## Description of the task:
Could you please write out the data shown below, exactly and in full?

▶

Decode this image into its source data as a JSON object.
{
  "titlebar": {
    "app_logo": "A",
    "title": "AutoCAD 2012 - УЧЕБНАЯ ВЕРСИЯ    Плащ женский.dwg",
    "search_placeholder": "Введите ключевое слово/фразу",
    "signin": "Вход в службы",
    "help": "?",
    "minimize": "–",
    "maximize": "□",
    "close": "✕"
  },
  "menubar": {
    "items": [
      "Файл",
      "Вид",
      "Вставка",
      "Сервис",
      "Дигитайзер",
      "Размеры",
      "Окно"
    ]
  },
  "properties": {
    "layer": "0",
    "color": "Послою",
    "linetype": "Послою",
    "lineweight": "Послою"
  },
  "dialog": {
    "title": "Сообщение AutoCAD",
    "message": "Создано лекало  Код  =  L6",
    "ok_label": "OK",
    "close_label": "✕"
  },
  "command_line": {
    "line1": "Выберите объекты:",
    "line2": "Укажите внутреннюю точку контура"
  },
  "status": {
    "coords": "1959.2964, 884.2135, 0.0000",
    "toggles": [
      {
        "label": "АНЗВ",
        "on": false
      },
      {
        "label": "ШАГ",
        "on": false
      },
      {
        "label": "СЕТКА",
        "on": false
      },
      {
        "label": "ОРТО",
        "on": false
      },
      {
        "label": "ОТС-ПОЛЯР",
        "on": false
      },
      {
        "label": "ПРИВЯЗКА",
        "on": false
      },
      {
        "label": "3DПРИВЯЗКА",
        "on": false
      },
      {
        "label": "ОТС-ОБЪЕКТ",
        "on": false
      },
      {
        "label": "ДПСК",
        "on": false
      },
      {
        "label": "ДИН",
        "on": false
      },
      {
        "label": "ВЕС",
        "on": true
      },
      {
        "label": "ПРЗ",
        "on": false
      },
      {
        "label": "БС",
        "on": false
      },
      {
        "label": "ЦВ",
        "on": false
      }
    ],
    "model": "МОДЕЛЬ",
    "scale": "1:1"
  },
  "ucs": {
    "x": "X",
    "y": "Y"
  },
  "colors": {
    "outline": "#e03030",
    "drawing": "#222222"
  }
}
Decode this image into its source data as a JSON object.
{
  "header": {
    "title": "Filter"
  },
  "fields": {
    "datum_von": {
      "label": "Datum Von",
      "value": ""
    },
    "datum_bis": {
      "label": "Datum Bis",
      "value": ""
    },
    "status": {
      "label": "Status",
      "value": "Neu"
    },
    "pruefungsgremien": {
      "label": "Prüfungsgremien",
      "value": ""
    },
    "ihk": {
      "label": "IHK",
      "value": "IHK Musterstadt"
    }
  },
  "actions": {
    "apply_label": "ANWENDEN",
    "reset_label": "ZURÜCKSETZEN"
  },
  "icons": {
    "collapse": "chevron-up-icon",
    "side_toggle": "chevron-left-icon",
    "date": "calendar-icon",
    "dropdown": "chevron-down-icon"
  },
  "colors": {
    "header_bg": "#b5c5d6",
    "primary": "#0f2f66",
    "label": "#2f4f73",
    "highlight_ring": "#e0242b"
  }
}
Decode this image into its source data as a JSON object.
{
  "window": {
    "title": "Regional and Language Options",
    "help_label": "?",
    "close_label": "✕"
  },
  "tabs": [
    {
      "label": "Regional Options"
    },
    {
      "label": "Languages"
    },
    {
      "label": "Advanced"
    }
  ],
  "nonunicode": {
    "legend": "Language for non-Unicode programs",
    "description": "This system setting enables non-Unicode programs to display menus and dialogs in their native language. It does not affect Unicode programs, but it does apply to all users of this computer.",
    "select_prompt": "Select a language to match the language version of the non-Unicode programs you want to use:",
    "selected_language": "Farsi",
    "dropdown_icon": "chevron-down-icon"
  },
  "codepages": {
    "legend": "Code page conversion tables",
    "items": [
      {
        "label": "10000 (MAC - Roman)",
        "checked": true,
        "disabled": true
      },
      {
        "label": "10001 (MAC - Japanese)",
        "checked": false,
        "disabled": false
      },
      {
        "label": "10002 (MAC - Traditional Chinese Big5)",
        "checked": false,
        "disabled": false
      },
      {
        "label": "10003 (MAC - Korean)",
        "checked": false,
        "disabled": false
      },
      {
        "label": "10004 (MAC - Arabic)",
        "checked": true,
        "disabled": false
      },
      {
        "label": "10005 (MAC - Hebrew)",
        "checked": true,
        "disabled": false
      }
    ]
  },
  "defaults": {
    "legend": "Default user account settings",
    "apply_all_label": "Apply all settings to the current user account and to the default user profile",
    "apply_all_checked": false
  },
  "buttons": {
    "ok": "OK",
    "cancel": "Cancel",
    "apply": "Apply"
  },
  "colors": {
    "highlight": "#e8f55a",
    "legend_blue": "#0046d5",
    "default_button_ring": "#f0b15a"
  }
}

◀

## Completed exercise:
Decode this image into its source data as a JSON object.
{
  "titlebar": {
    "app_logo": "A",
    "title": "AutoCAD 2012 - УЧЕБНАЯ ВЕРСИЯ    Плащ женский.dwg",
    "search_placeholder": "Введите ключевое слово/фразу",
    "signin": "Вход в службы",
    "help": "?",
    "minimize": "–",
    "maximize": "□",
    "close": "✕"
  },
  "menubar": {
    "items": [
      "Файл",
      "Вид",
      "Вставка",
      "Сервис",
      "Дигитайзер",
      "Размеры",
      "Окно"
    ]
  },
  "properties": {
    "layer": "0",
    "color": "Послою",
    "linetype": "Послою",
    "lineweight": "Послою"
  },
  "dialog": {
    "title": "Сообщение AutoCAD",
    "message": "Создано лекало  Код  =  L6",
    "ok_label": "OK",
    "close_label": "✕"
  },
  "command_line": {
    "line1": "Выберите объекты:",
    "line2": "Укажите внутреннюю точку контура"
  },
  "status": {
    "coords": "1959.2964, 884.2135, 0.0000",
    "toggles": [
      {
        "label": "АНЗВ",
        "on": false
      },
      {
        "label": "ШАГ",
        "on": false
      },
      {
        "label": "СЕТКА",
        "on": false
      },
      {
        "label": "ОРТО",
        "on": false
      },
      {
        "label": "ОТС-ПОЛЯР",
        "on": false
      },
      {
        "label": "ПРИВЯЗКА",
        "on": false
      },
      {
        "label": "3DПРИВЯЗКА",
        "on": false
      },
      {
        "label": "ОТС-ОБЪЕКТ",
        "on": false
      },
      {
        "label": "ДПСК",
        "on": false
      },
      {
        "label": "ДИН",
        "on": false
      },
      {
        "label": "ВЕС",
        "on": true
      },
      {
        "label": "ПРЗ",
        "on": false
      },
      {
        "label": "БС",
        "on": false
      },
      {
        "label": "ЦВ",
        "on": false
      }
    ],
    "model": "МОДЕЛЬ",
    "scale": "1:1"
  },
  "ucs": {
    "x": "X",
    "y": "Y"
  },
  "colors": {
    "outline": "#e03030",
    "drawing": "#222222"
  }
}
Decode this image into its source data as a JSON object.
{
  "header": {
    "title": "Filter"
  },
  "fields": {
    "datum_von": {
      "label": "Datum Von",
      "value": ""
    },
    "datum_bis": {
      "label": "Datum Bis",
      "value": ""
    },
    "status": {
      "label": "Status",
      "value": "Neu"
    },
    "pruefungsgremien": {
      "label": "Prüfungsgremien",
      "value": ""
    },
    "ihk": {
      "label": "IHK",
      "value": "IHK Musterstadt"
    }
  },
  "actions": {
    "apply_label": "ANWENDEN",
    "reset_label": "ZURÜCKSETZEN"
  },
  "icons": {
    "collapse": "chevron-up-icon",
    "side_toggle": "chevron-left-icon",
    "date": "calendar-icon",
    "dropdown": "chevron-down-icon"
  },
  "colors": {
    "header_bg": "#b5c5d6",
    "primary": "#0f2f66",
    "label": "#2f4f73",
    "highlight_ring": "#e0242b"
  }
}
Decode this image into its source data as a JSON object.
{
  "window": {
    "title": "Regional and Language Options",
    "help_label": "?",
    "close_label": "✕"
  },
  "tabs": [
    {
      "label": "Regional Options"
    },
    {
      "label": "Languages"
    },
    {
      "label": "Advanced"
    }
  ],
  "nonunicode": {
    "legend": "Language for non-Unicode programs",
    "description": "This system setting enables non-Unicode programs to display menus and dialogs in their native language. It does not affect Unicode programs, but it does apply to all users of this computer.",
    "select_prompt": "Select a language to match the language version of the non-Unicode programs you want to use:",
    "selected_language": "Farsi",
    "dropdown_icon": "chevron-down-icon"
  },
  "codepages": {
    "legend": "Code page conversion tables",
    "items": [
      {
        "label": "10000 (MAC - Roman)",
        "checked": true,
        "disabled": true
      },
      {
        "label": "10001 (MAC - Japanese)",
        "checked": false,
        "disabled": false
      },
      {
        "label": "10002 (MAC - Traditional Chinese Big5)",
        "checked": false,
        "disabled": false
      },
      {
        "label": "10003 (MAC - Korean)",
        "checked": false,
        "disabled": false
      },
      {
        "label": "10004 (MAC - Arabic)",
        "checked": true,
        "disabled": false
      },
      {
        "label": "10005 (MAC - Hebrew)",
        "checked": true,
        "disabled": false
      }
    ]
  },
  "defaults": {
    "legend": "Default user account settings",
    "apply_all_label": "Apply all settings to the current user account and to the default user profile",
    "apply_all_checked": false
  },
  "buttons": {
    "ok": "OK",
    "cancel": "Cancel",
    "apply": "Apply"
  },
  "colors": {
    "highlight": "#e8f55a",
    "legend_blue": "#0046d5",
    "default_button_ring": "#f0b15a"
  }
}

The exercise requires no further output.